What is inflammatory breast cancer (IBC)?
Inflammatory breast cancer (IBC) is rare and sometimes considered some form of infection. However, this sort of cancer can develop and spread swiftly (considered to be aggressive). It causes redness, swelling and dimpling in the afflicted breast. IBC does not generally cause lumps to develop in breast tissue. Instead, it shows as a rash or skin texture similar to an orange peel, says Dr Suvadip Chakrabarti, a breast cancer surgeon in Kolkata.
Because IBC may grow fast, it demands prompt treatment. Doctors commonly treat IBC with medications, including chemotherapy, surgery and radiation therapy.
What causes inflammatory breast cancer (IBC)?
Inflammatory breast cancer arises when cancer cells obstruct lymph arteries. These hollow tubes allow lymph fluid to flow out of the breast.
In most cases of IBC, cancer cells migrate outward (metastasize) from lymph vessels. When cancer metastasizes, it affects the skin and other organs and is more difficult to cure.
What are the signs of inflammatory breast cancer (IBC)?
Symptoms of IBC generally take just 3-6 months to emerge, says the breast cancer doctor in Kolkata. Your symptoms may include:
- A red or purple tint or a rash extending over one-third of the breast
- Inverted or retracted nipple
- Pain, swelling, itchiness, burning, or tenderness
- Sensations of warmth or heaviness within the breast
- Increase in the size of one breast only
- Swollen lymph nodes near the collarbone or under the arm
How is inflammatory breast cancer (IBC) diagnosed?
Lumps frequently do not develop in inflammatory breast cancer, making the illness tougher to identify.
Your doctor diagnoses IBC based on your symptoms, a physical examination and test results. In some cases, doctors rule out other issues that may cause similar symptoms, like breast tissue infections (mastitis). Your doctor may prescribe antibiotics to treat a suspected infection. Inform your doctor promptly if antibiotics fail to alleviate your symptoms, says the doctor of breast cancer surgery in Kolkata.

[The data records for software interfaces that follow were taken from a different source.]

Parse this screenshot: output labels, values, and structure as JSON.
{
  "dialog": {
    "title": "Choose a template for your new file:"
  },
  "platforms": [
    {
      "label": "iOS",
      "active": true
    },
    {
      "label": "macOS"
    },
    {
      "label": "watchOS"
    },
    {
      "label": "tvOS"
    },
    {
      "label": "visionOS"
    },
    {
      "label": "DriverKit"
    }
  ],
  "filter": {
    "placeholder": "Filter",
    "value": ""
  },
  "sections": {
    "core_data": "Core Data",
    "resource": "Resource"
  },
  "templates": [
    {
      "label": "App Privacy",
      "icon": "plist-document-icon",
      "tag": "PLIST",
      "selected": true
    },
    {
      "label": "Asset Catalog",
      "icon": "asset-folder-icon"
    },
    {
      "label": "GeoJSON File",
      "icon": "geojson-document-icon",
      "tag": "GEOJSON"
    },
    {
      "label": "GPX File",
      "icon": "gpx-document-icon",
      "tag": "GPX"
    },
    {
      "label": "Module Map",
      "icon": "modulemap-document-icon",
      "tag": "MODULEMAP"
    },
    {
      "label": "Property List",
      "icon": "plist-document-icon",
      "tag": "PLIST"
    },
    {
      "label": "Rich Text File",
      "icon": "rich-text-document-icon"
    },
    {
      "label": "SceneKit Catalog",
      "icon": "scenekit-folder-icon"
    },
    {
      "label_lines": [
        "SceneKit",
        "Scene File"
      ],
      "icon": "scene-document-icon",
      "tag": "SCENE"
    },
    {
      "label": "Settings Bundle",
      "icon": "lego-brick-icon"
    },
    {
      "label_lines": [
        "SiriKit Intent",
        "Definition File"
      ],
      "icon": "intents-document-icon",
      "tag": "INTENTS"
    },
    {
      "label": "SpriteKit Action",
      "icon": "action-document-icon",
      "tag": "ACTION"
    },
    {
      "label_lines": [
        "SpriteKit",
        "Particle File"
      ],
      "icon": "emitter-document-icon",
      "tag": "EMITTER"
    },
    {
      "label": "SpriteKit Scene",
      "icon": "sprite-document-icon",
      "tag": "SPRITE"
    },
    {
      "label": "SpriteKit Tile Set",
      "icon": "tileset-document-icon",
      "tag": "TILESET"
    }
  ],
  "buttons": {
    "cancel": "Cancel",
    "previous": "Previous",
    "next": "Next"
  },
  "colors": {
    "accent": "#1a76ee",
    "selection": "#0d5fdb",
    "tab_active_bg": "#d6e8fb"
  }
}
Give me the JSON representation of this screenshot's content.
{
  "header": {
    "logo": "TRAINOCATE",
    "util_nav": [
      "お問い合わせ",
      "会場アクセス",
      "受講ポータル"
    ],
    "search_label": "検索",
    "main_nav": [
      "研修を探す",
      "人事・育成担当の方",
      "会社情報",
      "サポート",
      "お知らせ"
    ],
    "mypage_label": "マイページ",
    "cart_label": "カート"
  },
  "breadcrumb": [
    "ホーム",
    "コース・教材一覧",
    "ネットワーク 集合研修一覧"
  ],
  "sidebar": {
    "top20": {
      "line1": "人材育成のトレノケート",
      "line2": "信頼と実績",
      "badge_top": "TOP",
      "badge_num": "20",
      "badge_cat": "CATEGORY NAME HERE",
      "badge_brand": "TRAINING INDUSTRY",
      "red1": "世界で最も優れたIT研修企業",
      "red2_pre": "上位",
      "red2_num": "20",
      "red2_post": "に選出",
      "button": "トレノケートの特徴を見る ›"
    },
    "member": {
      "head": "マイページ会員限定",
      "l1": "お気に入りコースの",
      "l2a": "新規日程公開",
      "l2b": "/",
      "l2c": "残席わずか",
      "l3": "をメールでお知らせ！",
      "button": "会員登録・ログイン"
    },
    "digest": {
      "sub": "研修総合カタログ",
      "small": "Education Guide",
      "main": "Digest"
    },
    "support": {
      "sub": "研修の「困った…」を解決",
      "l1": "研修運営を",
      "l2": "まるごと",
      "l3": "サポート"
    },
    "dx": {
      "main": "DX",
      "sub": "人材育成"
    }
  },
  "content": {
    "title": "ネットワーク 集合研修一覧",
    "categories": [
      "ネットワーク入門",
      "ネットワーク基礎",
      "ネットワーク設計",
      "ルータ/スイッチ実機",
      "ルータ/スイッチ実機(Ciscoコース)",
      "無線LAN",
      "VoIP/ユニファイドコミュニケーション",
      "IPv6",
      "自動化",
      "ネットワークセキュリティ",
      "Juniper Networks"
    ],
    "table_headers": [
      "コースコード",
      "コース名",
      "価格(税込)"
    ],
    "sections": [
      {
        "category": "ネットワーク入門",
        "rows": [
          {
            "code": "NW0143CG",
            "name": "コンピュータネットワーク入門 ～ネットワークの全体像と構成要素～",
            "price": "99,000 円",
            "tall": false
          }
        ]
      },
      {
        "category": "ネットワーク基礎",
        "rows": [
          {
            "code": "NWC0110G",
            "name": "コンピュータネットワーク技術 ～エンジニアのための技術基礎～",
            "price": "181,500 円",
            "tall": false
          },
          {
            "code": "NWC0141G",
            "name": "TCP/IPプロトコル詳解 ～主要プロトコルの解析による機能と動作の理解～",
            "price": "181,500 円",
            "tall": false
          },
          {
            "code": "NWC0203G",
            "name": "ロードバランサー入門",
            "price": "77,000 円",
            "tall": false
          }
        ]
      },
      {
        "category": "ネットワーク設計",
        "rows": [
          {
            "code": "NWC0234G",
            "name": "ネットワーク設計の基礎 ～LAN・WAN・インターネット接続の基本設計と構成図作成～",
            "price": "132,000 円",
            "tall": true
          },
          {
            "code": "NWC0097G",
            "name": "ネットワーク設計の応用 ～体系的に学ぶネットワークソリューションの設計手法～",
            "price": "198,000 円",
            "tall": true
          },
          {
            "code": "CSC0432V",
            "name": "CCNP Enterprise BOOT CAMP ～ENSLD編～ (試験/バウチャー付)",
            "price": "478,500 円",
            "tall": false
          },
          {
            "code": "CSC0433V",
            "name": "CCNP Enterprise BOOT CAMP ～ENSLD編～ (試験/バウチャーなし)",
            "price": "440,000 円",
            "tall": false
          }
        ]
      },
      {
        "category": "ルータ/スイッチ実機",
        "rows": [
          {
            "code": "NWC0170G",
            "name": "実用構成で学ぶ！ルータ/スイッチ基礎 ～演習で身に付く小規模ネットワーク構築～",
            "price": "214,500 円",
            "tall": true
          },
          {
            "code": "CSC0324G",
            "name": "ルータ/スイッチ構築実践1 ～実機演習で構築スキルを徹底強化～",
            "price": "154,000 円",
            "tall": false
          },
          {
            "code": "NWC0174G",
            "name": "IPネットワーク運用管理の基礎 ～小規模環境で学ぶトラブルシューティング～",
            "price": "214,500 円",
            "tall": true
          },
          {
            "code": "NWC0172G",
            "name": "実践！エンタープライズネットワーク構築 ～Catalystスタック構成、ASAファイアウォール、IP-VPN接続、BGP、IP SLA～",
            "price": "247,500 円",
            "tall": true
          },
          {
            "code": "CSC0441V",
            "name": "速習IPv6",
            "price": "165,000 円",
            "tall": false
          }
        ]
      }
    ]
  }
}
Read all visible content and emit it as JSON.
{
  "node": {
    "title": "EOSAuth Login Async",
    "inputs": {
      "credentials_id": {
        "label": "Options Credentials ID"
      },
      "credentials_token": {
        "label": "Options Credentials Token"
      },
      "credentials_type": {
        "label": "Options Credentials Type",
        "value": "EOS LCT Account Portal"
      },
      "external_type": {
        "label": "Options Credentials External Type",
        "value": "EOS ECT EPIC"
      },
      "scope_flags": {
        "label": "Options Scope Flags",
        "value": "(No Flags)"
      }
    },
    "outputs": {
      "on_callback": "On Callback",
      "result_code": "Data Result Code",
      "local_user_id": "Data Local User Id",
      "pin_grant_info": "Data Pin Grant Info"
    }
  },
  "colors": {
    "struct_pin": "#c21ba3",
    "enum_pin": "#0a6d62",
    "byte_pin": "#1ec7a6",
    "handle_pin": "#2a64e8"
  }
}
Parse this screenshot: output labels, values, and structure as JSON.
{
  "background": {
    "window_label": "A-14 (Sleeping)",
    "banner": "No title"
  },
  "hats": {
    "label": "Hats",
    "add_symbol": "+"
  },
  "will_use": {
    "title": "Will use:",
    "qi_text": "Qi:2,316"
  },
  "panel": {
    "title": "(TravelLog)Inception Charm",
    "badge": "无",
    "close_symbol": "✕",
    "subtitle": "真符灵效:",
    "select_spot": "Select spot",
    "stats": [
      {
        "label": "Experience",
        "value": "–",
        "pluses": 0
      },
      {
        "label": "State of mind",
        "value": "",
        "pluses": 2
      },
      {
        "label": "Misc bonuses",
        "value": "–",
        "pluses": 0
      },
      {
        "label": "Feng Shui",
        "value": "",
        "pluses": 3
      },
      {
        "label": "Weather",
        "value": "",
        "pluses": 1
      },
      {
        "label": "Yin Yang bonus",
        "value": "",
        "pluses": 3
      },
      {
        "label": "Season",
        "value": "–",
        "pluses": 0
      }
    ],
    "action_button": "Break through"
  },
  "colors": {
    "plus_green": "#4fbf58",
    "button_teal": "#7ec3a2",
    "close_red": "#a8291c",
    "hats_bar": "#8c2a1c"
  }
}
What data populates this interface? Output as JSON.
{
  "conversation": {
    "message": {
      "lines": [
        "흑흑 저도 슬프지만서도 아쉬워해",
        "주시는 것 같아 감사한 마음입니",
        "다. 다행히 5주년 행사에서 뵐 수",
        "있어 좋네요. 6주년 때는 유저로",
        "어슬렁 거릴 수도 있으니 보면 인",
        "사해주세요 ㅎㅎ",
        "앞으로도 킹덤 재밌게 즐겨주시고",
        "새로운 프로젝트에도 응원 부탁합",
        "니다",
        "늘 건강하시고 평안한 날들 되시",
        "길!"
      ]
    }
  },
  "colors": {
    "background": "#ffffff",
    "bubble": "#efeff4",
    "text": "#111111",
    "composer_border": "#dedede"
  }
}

Your doctor will obtain a tissue sample (biopsy) for laboratory study to confirm your diagnosis. Your doctor will use the biopsy data to stage cancer and determine if it has spread outside the breast tissue. Biopsies can assist doctors in determining if certain cancer cells may benefit from targeted medicines such as hormone therapy.
Additionally, your doctor may prescribe one of the following tests to check if IBC has spread to other tissues:
A screening test that uses low-energy X-rays to generate an image of the breast’s interior.
Sound waves provide images of the breasts inside.
Positron emission tomography (PET scan)
Examines interior structures and detects illness by utilizing dye containing radioactive medicines.
Computed tomography (CT scan)
Constructs a cross-sectional picture of the breast by combining multiple X-rays.
Magnetic resonance imaging (MRI)
This imaging technology uses radio waves, magnets and a computer to create images of the internal structures and processes of the body.
For more details, consult Dr Suvadip Chakrabarti, a breast cancer surgeon in Kolkata.